Firefighting is rarely easy. It's not a sterile profession meaning it doesn't operate in a lab, in engineered drawings nor is it a "clean" profession. Instead firefighting operations are dynamic, dirty and full of risk. Try though some might you cannot reduce the profession to mere theory.
In Buffalo, New York Chip McCarthy and Jonathon Croom were operating at a fire in a two story structure. A catastrophic collapse occurred plunging Chip into the basement. Croom went in on the mayday and both men perished.
Buffalo is grieving as are the families, members of the department and fire service members around the globe. Loss of life is never easy nor should it be for it is life firefighters try to protect even when they are in great peril.
There are many things being written and said about the fire in Buffalo. The vast majority is positive because firefighters understand the depth of loss. Still, as is the norm, others see it as a time to begin to offer up their own ideas which is fine because we all have that right. However, having the right and being right are different.
Here's the Buffalo fire in a nutshell. Two men, both fathers, were doing their jobs when a tragedy occurred. They could have chosen not to go to increase their chances of survival. Both men could have chosen different departments, some running far less than Buffalo. But, like so many before them, McCarthy and Croom responded to provide "service" because it is the fire service.

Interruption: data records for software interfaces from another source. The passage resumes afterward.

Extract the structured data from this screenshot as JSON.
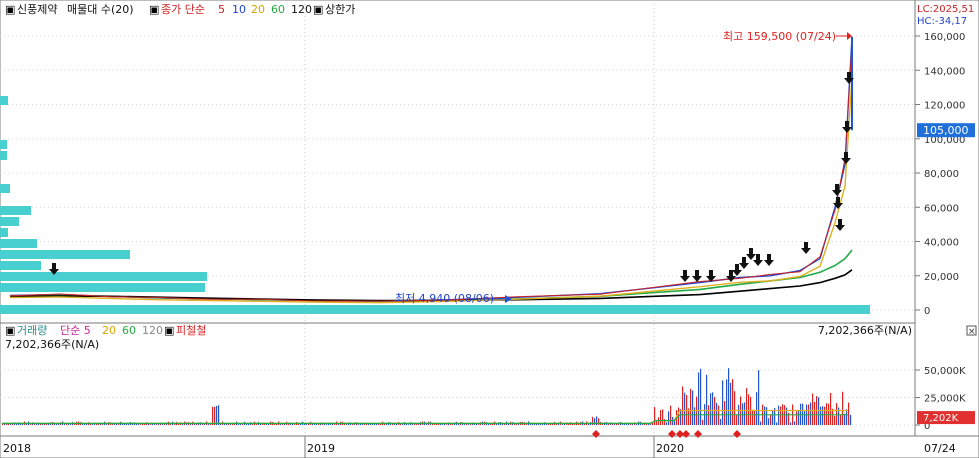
{
  "price_legend": {
    "box1": "▣",
    "name": "신풍제약",
    "indicator": "매물대 수(20)",
    "box2": "▣",
    "close_label": "종가 단순",
    "ma": [
      "5",
      "10",
      "20",
      "60",
      "120"
    ],
    "box3": "▣",
    "limit_label": "상한가"
  },
  "lc_readout": "LC:2025,51",
  "hc_readout": "HC:-34,17",
  "price_axis": {
    "ticks": [
      "160,000",
      "140,000",
      "120,000",
      "100,000",
      "80,000",
      "60,000",
      "40,000",
      "20,000",
      "0"
    ],
    "current_value": "105,000"
  },
  "annotations": {
    "high": "최고 159,500 (07/24)",
    "low": "최저 4,940 (08/06)"
  },
  "volume_legend": {
    "box1": "▣",
    "name": "거래량",
    "ma_label": "단순 5",
    "ma": [
      "20",
      "60",
      "120"
    ],
    "box2": "▣",
    "extra": "피철철"
  },
  "volume_readout_left": "7,202,366주(N/A)",
  "volume_readout_right": "7,202,366주(N/A)",
  "volume_axis": {
    "ticks": [
      "50,000K",
      "25,000K",
      "0"
    ],
    "current_value": "7,202K"
  },
  "x_axis": {
    "labels": [
      "2018",
      "2019",
      "2020"
    ],
    "cursor_date": "07/24"
  },
  "colors": {
    "bg": "#ffffff",
    "volume_profile": "#48cfcf",
    "ma5": "#cc2222",
    "ma10": "#2244cc",
    "ma20": "#e0b020",
    "ma60": "#22aa44",
    "ma120": "#000000",
    "up": "#dd2222",
    "down": "#2255cc",
    "current_tag": "#1e6fd9",
    "vol_tag": "#e03030"
  },
  "chart_data": {
    "type": "line",
    "title": "신풍제약",
    "x": [
      "2018",
      "2019",
      "2020",
      "07/24"
    ],
    "price": {
      "ylim": [
        0,
        160000
      ],
      "high": 159500,
      "low": 4940,
      "current": 105000,
      "series": [
        {
          "name": "종가",
          "values": [
            8500,
            9000,
            8000,
            7000,
            6500,
            6000,
            5500,
            5000,
            6000,
            7500,
            9500,
            16000,
            19000,
            20000,
            23000,
            30000,
            60000,
            85000,
            159500
          ]
        },
        {
          "name": "60",
          "values": [
            8200,
            8500,
            8000,
            7200,
            6600,
            6100,
            5700,
            5200,
            5600,
            6500,
            8000,
            12000,
            15000,
            17000,
            19000,
            22000,
            26000,
            30000,
            35000
          ]
        },
        {
          "name": "120",
          "values": [
            8000,
            8200,
            8000,
            7500,
            6900,
            6400,
            5900,
            5500,
            5600,
            6000,
            6800,
            9000,
            11000,
            12500,
            14000,
            16000,
            18500,
            20500,
            23500
          ]
        }
      ]
    },
    "volume": {
      "ylim": [
        0,
        70000
      ],
      "current": 7202,
      "unit": "K"
    },
    "volume_profile_rows": 20
  }
}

The bottom line is two firefighters were killed operating at a fire. Let's remember them for their sacrifice. Theory can wait because sometimes the human condition is vastly more important. This is one of those times.